As of July 16, the major retailers or retail ownership groups that have announced or already implemented policy mandating masks to shop inside their stores include Apple, Best Buy, BJ’s Wholesale Club, Costco, CVS, Kohl’s, Kroger, Target, and Walmart.

Many local retail outlets of these chains had already required face coverings, but the policy is to provide more consistency across the country and better function to slow the spread of the coronavirus given the more recent increases in cases.

Many of the retailers offer or plan to offer disposable masks to customers who do not have one already. Many have stated that they will have exceptions for young children and those who have underlying medical conditions barring them from wearing masks. These outlets also have e-commerce platforms and curbside delivery programs to accommodate customers who either do not want to wear a mask or who still feel uncomfortable entering stores even with a mask mandate.

We expect that this movement among national chains will propel usage of masks more broadly. It will also propel expansion of initiatives offering alternatives to in-person shopping, given both reluctance among some consumers to wear a masks and concern among other customers about noncompliance by others.

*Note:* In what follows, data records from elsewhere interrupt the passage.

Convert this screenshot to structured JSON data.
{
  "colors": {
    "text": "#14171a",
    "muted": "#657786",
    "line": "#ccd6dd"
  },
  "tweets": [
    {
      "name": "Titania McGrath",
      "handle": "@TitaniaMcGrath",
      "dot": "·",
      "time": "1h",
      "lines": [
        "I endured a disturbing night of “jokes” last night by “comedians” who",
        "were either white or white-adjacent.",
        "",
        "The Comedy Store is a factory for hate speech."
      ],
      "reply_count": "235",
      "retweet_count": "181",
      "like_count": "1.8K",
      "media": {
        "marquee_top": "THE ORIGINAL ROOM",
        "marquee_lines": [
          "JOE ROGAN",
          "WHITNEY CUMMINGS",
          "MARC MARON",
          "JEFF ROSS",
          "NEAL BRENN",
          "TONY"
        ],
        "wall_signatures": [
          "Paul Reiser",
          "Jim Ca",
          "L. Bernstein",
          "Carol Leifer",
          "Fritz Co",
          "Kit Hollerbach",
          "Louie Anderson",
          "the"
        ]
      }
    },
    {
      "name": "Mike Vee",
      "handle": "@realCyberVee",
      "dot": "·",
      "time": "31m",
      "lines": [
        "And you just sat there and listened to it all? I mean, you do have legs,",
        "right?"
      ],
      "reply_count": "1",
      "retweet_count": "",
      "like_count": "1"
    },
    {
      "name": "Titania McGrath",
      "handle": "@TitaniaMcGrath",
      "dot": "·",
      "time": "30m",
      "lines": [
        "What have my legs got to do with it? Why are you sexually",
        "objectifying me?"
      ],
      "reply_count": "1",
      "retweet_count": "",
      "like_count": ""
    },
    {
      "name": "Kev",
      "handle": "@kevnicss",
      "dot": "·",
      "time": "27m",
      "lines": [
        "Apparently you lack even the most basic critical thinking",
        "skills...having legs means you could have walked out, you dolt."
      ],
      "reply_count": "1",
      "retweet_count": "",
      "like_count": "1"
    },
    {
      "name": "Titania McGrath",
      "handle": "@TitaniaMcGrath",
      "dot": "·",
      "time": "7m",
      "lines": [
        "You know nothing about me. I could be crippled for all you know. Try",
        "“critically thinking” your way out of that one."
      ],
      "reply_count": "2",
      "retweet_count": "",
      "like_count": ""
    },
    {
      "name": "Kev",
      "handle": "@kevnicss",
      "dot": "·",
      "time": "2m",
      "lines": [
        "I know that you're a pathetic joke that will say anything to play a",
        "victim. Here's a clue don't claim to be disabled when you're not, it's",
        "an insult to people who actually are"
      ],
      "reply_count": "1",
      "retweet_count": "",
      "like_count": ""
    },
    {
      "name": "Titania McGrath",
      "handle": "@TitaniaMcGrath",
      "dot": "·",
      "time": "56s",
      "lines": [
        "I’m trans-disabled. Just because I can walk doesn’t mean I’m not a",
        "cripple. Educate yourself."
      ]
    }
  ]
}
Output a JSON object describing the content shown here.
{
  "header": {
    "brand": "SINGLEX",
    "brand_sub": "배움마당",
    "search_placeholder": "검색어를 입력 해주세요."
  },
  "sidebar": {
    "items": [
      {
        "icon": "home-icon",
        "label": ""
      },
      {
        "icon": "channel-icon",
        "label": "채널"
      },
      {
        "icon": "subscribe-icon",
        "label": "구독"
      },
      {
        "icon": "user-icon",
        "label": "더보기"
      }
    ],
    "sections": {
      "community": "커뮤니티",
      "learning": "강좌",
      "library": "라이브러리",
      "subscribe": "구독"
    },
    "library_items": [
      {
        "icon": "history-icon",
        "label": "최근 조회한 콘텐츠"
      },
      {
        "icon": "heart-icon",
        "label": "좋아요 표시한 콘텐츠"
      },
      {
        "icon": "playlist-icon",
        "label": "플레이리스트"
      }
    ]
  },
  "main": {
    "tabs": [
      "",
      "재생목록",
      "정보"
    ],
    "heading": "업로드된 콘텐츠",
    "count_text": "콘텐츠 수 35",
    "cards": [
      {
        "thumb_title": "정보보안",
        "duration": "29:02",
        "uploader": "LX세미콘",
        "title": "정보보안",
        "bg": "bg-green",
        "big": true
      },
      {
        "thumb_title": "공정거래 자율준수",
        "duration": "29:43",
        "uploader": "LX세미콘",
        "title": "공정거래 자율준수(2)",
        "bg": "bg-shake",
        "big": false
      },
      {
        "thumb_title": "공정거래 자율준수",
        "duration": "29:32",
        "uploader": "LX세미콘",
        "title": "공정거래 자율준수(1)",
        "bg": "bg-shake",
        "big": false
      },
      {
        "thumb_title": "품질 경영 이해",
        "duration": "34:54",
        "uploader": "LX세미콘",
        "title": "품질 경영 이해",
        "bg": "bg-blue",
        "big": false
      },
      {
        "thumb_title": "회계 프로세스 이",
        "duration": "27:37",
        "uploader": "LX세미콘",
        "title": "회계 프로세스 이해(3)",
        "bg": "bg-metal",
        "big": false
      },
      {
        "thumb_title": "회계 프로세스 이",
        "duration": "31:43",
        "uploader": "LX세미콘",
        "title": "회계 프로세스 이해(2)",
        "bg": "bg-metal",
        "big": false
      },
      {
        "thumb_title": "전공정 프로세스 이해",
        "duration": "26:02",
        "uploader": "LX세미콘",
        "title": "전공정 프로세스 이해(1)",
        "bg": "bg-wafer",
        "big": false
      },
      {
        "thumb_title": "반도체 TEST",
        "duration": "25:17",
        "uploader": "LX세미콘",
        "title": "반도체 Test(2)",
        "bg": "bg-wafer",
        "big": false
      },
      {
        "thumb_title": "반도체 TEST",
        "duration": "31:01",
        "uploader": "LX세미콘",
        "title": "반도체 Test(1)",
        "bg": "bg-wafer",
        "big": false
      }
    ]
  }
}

For more information and discussion of opportunities, see The Freedonia Group’s extensive collection of off-the-shelf research, including Global Disposable Masks & Respirators, Global Disposable Medical Gloves, Global Medical Face Shields, and Global Disposable Medical Supplies. Freedonia Custom Research is also available for questions requiring tailored market intelligence.

  Consumer Goods      Covid-19      Healthcare & Life Sciences      Packaging    

Backyard Recreation: If You Can’t Go To an Amusement Park or a Resort, Build One

Backyard renovations are hot now… from DIY projects to major investments that require a contractor.

What’s behind it?

  • Staycations – if you can’t go on vacation because the destinations are closed or too risky, invest in a vacation space at home
  • Quarantine Stir Crazy – after months of feeling cooped up, people want to be outside where there is more space or at least a space that is not the same shared multipurpose family room. As they find they are using their yards more than ever, they are investing more in them
  • The Kids Are Bored – parents want to be able to provide something active and fun for kids who can’t see friends, go to camp, or play in sports leagues
  • Relaxation – consumers find being outdoors soothing in a stressful time; many engage in gardening to unwind
  • Safer Socializing – public health experts note that it’s safer to socialize outdoors than indoors, leading homeowners to create an improved space for hosting close family and friends
  • Lots of Free Time – if you aren’t going anywhere, you have time to spend on long-planned projects or tend plants that would otherwise require more time than busy families might otherwise have available
  • The New Family Dog – many families have adopted dogs in the last few months and have realized they need an outdoor space that accommodates their new member of the household

What are homeowners buying?

  • Grills and other cooking appliances
  • Outdoor seating in chat sets around a fire pit
  • Decorative plants and food plants
  • Hardscaping for patios, garden edging, and homemade fire pits
  • Decking and fencing
  • Water features including fountains, waterfalls, and ponds
  • Lighting
  • Generators
  • Pools and sprinklers
  • Sandboxes
  • Trampolines
  • Movie theater equipment

This renovation trend will likely shift to garages and other semi-enclosed spaces as the weather cools.

For more information and discussion of opportunities, see The Freedonia Group’s extensive collection of off-the-shelf research, including Landscaping Products, COVID-19 Economic Impact Report: Landscaping Products, General Purpose Lighting Fixtures, Global Pools & Spas, Live Goods: Plants, Trees, & Shrubbery, Lawn & Garden Consumables, Sheds & Outdoor Storage, Outdoor Kitchens, Outdoor Furniture & Grills.  Freedonia Custom Research is also available for questions requiring tailored market intelligence.

  Construction & Building Products      Consumer Goods      Covid-19